EIN GEDI, Israel — For thousands of years there hasn't been much to see as one travels along the shores of the Dead Sea—a mineral-laden body of water on one side and the most desolate mountainous desert on the other.

There is an obvious reason why it is called the "Dead" Sea. Nothing lives in it. Nothing grows near it. At more than 1,300 feet below sea level, the surface of the Dead Sea is the lowest point on the earth. The saline concentration is almost six times that of the ocean.

But in recent years, life is beginning to spring from the barren shores of the Dead Sea.

As the surface of the 250-square-mile sea has been receding, large sinkholes have appeared along the newly exposed shoreline. Many of these sinkholes are filled with fresh water coming from underground springs that have surfaced after dissolving the heavy concentration of minerals in the soil causing the ground to cave in. Around these new pools grow acres of green grasses and reeds.

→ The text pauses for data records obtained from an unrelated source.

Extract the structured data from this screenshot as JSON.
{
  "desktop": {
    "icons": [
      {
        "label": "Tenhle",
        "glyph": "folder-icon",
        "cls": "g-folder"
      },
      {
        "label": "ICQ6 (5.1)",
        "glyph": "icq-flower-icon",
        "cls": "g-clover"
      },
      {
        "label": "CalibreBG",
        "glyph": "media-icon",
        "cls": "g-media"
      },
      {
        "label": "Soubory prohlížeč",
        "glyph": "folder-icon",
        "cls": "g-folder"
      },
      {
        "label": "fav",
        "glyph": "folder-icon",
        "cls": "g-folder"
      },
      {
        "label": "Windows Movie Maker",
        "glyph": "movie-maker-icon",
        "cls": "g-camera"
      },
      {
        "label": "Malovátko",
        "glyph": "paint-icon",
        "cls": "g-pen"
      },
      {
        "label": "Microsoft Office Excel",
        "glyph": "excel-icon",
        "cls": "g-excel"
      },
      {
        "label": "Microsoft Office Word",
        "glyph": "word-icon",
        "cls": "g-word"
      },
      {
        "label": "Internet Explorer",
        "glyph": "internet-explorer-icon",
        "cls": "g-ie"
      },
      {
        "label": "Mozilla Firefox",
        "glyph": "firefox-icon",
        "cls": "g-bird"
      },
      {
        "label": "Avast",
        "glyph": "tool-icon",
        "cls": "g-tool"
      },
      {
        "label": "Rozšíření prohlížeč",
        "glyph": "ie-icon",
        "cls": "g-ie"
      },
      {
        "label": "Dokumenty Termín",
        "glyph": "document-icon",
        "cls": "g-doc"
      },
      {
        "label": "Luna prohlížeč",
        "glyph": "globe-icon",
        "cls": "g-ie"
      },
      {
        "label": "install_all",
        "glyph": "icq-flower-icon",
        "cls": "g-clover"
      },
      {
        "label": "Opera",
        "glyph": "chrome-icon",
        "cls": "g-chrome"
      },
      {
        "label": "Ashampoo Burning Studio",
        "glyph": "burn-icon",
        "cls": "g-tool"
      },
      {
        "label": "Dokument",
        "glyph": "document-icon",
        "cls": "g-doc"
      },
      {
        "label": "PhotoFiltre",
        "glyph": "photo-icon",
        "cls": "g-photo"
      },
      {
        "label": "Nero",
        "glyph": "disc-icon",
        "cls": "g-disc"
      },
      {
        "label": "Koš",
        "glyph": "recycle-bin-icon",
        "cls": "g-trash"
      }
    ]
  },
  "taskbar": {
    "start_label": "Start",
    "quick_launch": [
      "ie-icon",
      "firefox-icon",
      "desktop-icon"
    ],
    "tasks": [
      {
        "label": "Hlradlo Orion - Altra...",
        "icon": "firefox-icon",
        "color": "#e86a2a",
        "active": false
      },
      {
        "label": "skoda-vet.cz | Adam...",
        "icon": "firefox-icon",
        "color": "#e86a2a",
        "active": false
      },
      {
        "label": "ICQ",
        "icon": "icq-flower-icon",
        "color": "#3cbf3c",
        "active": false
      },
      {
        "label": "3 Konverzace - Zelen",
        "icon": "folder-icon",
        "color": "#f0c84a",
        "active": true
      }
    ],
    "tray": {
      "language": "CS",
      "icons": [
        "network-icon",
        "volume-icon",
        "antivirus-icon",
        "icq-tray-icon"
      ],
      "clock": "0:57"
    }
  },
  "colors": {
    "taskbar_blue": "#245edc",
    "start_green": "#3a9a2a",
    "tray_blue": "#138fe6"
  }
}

Experts say that since the 1970s, the sea level has been dropping as much three feet a year, and the overall size of the Dead Sea has been reduced by more than a third. The cause has been related to several issues, including the declining amount of water coming from its main source of the Jordan River, the diversion of other springs for irrigation and drinking water, and the controlled evaporation of the sea water for commercial production of chemical and botanical products.